Retype all of the material exactly, leaving no line out.

* DATA SHOWN *
* * * * * * *
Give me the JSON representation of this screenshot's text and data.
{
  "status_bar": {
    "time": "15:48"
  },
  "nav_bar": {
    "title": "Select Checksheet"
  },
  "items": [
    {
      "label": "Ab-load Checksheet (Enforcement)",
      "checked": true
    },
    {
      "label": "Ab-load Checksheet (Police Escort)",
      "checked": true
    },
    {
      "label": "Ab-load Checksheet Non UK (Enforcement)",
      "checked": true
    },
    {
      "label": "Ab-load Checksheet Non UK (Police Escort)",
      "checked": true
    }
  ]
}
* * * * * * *
* EXPECTED OUTPUT *
Give me the JSON representation of this screenshot's text and data.
{
  "status_bar": {
    "time": "15:48"
  },
  "nav_bar": {
    "title": "Select Checksheet"
  },
  "items": [
    {
      "label": "Ab-load Checksheet (Enforcement)",
      "checked": true
    },
    {
      "label": "Ab-load Checksheet (Police Escort)",
      "checked": true
    },
    {
      "label": "Ab-load Checksheet Non UK (Enforcement)",
      "checked": true
    },
    {
      "label": "Ab-load Checksheet Non UK (Police Escort)",
      "checked": true
    }
  ]
}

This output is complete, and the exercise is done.